Share This Article on Social Media 😐
Sen. Tom Cotton (R-Ark.) faced criticism on Sunday after he claimed that the Founding Fathers viewed slavery as a “necessary evil” as part of the country’s founding while discussing his bill that would reduce federal funding for any school that includes The New York Times’s 1619 Project in its curriculum.
In an interview with the Arkansas Democrat-Gazette, the senator accused the 1619 Project, a series of pieces by writers for the Times that examines the history of slavery in the U.S. and its role in the country’s founding, of being “left-wing propaganda.”
“Even a penny is too much to go to the 1619 Project in our public schools,” Cotton told the news outlet. “The New York Times should not be teaching American history to our kids.”
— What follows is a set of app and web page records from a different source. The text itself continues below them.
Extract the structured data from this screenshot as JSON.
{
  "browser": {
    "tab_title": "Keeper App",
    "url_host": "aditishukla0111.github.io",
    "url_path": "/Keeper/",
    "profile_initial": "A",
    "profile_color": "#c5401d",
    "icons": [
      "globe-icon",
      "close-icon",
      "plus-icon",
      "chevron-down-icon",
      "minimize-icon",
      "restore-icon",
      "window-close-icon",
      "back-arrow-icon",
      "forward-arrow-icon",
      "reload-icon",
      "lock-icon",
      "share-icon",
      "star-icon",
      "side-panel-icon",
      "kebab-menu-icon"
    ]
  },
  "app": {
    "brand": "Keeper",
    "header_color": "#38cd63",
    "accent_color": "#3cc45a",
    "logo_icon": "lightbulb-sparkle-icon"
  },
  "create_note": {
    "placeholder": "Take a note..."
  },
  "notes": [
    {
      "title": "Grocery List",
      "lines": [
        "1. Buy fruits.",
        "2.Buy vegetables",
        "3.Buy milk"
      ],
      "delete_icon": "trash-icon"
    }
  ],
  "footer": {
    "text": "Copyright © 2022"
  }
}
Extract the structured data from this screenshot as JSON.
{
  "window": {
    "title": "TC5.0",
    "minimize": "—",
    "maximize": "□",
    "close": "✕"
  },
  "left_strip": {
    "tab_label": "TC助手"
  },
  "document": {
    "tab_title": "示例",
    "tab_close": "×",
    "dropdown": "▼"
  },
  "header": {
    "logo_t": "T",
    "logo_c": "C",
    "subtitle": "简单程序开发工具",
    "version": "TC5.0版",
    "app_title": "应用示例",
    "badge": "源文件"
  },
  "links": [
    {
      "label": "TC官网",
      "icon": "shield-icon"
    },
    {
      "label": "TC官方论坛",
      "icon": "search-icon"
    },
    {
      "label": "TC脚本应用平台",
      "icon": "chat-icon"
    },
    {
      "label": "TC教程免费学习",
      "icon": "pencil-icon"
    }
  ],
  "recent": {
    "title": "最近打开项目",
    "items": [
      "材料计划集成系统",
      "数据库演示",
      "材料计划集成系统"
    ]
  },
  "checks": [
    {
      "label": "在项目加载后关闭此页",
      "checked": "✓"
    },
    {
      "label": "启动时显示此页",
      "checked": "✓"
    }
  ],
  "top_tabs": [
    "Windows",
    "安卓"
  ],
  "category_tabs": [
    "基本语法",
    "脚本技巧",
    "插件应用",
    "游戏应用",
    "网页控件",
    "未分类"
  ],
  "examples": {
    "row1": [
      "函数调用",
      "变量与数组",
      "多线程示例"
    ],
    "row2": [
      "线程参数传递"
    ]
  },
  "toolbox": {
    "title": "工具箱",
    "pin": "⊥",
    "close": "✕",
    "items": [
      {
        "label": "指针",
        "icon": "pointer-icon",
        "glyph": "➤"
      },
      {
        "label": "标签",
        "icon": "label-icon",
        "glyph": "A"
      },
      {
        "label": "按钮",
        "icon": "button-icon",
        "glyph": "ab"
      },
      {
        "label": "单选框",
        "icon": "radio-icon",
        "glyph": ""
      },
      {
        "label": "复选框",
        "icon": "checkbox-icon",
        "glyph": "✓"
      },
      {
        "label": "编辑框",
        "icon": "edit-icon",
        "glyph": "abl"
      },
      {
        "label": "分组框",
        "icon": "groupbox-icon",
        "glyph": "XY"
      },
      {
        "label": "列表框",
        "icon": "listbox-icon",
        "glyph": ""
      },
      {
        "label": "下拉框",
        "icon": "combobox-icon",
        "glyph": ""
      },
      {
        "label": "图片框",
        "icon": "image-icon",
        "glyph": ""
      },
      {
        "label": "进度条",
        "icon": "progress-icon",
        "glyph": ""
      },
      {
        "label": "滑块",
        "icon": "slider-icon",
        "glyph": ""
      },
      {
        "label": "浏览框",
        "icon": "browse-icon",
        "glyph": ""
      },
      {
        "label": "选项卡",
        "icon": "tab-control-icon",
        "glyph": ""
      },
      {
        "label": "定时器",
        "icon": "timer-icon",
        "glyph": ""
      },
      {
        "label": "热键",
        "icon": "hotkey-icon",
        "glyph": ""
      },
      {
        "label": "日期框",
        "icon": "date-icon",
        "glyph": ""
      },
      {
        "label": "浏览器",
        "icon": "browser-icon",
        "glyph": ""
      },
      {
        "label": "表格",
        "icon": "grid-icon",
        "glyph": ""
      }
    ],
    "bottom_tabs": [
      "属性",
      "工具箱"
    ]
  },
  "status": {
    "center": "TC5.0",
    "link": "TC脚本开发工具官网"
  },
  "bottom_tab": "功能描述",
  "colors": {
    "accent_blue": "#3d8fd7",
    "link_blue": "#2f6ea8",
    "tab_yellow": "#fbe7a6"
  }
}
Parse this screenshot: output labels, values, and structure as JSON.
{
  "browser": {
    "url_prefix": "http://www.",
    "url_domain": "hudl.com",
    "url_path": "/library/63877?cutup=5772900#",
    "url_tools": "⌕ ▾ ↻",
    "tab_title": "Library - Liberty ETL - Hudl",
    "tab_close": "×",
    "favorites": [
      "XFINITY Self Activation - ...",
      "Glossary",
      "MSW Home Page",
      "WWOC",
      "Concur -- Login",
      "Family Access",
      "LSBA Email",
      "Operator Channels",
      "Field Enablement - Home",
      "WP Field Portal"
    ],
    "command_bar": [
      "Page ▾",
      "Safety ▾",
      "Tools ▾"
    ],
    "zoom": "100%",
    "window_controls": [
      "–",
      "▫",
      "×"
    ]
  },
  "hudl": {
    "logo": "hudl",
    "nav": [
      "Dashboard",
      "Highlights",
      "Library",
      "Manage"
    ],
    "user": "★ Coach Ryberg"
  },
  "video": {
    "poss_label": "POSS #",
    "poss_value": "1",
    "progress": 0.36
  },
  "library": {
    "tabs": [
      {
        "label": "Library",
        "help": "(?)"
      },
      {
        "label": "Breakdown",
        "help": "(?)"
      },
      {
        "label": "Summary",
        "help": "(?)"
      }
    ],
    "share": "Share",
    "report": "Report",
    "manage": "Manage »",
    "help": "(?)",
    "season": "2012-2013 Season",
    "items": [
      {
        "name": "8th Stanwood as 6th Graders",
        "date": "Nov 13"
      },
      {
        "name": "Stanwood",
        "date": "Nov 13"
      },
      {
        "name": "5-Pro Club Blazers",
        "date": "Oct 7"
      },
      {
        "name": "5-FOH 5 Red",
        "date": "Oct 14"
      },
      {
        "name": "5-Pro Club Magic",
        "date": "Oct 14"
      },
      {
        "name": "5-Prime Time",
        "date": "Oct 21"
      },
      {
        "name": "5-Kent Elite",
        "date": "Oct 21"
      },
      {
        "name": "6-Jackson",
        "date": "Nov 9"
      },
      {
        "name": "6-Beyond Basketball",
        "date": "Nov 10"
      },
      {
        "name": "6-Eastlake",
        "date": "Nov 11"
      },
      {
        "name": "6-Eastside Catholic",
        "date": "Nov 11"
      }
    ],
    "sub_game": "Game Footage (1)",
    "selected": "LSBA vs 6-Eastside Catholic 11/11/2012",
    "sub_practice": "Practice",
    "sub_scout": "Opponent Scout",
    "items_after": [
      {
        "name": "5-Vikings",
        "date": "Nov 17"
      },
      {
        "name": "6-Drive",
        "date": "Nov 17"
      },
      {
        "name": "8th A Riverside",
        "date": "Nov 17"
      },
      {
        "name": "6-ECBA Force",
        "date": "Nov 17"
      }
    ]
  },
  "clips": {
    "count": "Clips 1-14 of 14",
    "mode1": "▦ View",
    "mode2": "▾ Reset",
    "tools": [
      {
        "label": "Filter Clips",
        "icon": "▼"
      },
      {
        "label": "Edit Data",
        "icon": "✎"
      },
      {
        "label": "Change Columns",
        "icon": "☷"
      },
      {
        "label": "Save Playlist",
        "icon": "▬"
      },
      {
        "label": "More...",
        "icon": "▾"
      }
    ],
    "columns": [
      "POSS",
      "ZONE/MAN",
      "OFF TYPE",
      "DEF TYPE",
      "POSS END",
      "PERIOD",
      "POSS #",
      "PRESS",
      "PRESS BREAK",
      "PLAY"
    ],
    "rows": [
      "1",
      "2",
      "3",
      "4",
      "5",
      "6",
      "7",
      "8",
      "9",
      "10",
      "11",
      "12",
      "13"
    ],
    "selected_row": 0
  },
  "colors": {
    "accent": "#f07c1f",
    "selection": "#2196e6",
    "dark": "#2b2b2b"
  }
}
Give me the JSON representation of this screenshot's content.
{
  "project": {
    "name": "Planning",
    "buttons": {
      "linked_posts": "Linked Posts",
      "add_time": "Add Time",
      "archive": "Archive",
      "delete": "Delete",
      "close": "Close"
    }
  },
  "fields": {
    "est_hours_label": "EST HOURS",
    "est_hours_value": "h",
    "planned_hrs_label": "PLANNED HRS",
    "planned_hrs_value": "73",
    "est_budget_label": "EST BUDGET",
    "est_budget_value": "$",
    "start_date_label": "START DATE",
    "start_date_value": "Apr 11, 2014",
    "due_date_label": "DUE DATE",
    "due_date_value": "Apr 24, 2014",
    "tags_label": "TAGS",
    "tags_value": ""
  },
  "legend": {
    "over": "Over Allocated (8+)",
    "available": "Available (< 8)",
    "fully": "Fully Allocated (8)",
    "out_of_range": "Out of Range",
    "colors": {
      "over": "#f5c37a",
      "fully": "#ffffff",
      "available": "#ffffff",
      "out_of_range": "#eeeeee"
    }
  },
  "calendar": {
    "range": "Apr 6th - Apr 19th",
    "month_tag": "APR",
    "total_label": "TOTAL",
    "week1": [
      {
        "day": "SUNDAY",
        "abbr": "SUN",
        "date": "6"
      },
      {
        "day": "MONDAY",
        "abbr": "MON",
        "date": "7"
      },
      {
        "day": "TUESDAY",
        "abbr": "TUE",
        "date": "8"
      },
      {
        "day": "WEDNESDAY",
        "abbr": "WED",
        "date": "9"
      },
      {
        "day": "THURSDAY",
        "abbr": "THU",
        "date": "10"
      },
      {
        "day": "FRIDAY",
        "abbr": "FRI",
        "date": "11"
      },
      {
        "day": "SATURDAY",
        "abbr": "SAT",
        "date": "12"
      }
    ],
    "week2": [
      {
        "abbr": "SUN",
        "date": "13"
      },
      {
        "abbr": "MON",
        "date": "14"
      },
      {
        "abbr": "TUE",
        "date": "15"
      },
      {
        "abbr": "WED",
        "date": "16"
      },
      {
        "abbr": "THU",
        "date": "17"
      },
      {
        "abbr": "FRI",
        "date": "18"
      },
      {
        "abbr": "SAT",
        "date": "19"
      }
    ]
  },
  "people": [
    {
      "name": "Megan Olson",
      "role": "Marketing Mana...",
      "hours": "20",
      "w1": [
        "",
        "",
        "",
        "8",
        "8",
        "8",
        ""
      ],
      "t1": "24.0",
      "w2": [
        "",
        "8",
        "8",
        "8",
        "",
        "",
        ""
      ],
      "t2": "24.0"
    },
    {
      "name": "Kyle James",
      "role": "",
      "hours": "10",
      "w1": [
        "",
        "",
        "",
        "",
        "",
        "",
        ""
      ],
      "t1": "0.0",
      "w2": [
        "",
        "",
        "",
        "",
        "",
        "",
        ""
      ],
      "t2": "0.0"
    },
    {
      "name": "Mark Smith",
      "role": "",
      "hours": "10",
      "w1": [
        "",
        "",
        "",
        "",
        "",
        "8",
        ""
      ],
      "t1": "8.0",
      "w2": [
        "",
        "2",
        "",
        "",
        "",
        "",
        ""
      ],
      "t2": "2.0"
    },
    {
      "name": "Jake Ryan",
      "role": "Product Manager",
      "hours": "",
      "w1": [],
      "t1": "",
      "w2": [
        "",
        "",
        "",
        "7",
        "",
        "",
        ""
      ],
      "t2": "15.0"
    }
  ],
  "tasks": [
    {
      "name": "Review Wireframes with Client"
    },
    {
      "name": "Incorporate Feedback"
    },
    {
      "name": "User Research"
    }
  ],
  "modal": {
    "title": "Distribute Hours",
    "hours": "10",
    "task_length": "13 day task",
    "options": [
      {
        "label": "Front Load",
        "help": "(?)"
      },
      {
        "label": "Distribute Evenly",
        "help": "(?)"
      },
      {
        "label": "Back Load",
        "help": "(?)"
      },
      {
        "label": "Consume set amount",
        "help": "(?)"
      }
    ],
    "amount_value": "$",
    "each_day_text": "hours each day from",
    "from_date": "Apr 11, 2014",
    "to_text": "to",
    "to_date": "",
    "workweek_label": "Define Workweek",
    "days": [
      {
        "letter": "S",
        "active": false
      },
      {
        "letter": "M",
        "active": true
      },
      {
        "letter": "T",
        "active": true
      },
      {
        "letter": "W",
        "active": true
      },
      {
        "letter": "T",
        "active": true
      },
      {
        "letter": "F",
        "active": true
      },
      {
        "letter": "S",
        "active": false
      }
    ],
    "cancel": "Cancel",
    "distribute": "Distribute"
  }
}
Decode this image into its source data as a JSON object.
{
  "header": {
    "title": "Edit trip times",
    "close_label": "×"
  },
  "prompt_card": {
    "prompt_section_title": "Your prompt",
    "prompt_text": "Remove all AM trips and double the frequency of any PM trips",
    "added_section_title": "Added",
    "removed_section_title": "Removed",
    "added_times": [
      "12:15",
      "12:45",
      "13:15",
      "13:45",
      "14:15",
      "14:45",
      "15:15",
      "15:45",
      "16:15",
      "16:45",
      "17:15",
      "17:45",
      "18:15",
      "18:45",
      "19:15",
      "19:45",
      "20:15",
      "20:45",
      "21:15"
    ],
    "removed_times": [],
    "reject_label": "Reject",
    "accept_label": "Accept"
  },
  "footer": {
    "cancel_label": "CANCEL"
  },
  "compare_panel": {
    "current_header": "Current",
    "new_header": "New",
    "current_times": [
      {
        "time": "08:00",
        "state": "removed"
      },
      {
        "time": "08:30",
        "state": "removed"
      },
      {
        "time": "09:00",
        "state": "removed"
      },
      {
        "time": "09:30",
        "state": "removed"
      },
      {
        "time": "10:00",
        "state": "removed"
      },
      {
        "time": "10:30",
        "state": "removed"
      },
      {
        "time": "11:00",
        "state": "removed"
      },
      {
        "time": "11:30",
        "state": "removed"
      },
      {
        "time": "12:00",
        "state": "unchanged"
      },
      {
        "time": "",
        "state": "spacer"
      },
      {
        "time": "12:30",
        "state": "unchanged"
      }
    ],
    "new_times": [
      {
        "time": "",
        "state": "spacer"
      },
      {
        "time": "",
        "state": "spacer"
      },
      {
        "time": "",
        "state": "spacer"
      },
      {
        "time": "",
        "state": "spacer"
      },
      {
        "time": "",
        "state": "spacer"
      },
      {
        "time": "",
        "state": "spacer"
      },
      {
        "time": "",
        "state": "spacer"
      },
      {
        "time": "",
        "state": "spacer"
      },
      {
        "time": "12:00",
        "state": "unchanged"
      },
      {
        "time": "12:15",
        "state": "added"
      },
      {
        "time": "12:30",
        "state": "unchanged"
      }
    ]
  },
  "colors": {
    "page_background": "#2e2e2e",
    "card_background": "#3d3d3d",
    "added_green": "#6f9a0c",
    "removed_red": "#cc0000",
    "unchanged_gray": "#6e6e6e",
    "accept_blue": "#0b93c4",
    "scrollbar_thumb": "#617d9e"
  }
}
Later in the interview, the Arkansas Republican addressed how he thought the legacy of slavery should be handled in America.
“We have to study the history of slavery and its role and impact on the development of our country because otherwise we can’t understand our country. As the Founding Fathers said, it was the necessary evil upon which the union was built, but the union was built in a way, as Lincoln said, to put slavery on the course to its ultimate extinction,” he said.
Those remarks were sharply criticized on Twitter by Nikole Hannah-Jones, a New York Times reporter and director of the 1619 Project.
“If chattel slavery — heritable, generational, permanent, race-based slavery where it was legal to rape, torture, and sell human beings for profit — were a ‘necessary evil’ as @TomCottonAR says, it’s hard to imagine what cannot be justified if it is a means to an end,” she tweeted.
Cotton responded in his own tweet, which was soon retweeted by President Trump, writing that Jones’s statement amounted to “more lies from the debunked 1619 Project.”
“Describing the *views of the Founders* and how they put the evil institution on a path to extinction, a point frequently made by Lincoln, is not endorsing or justifying slavery,” he responded. “No surprise that the 1619 Project can’t get facts right.”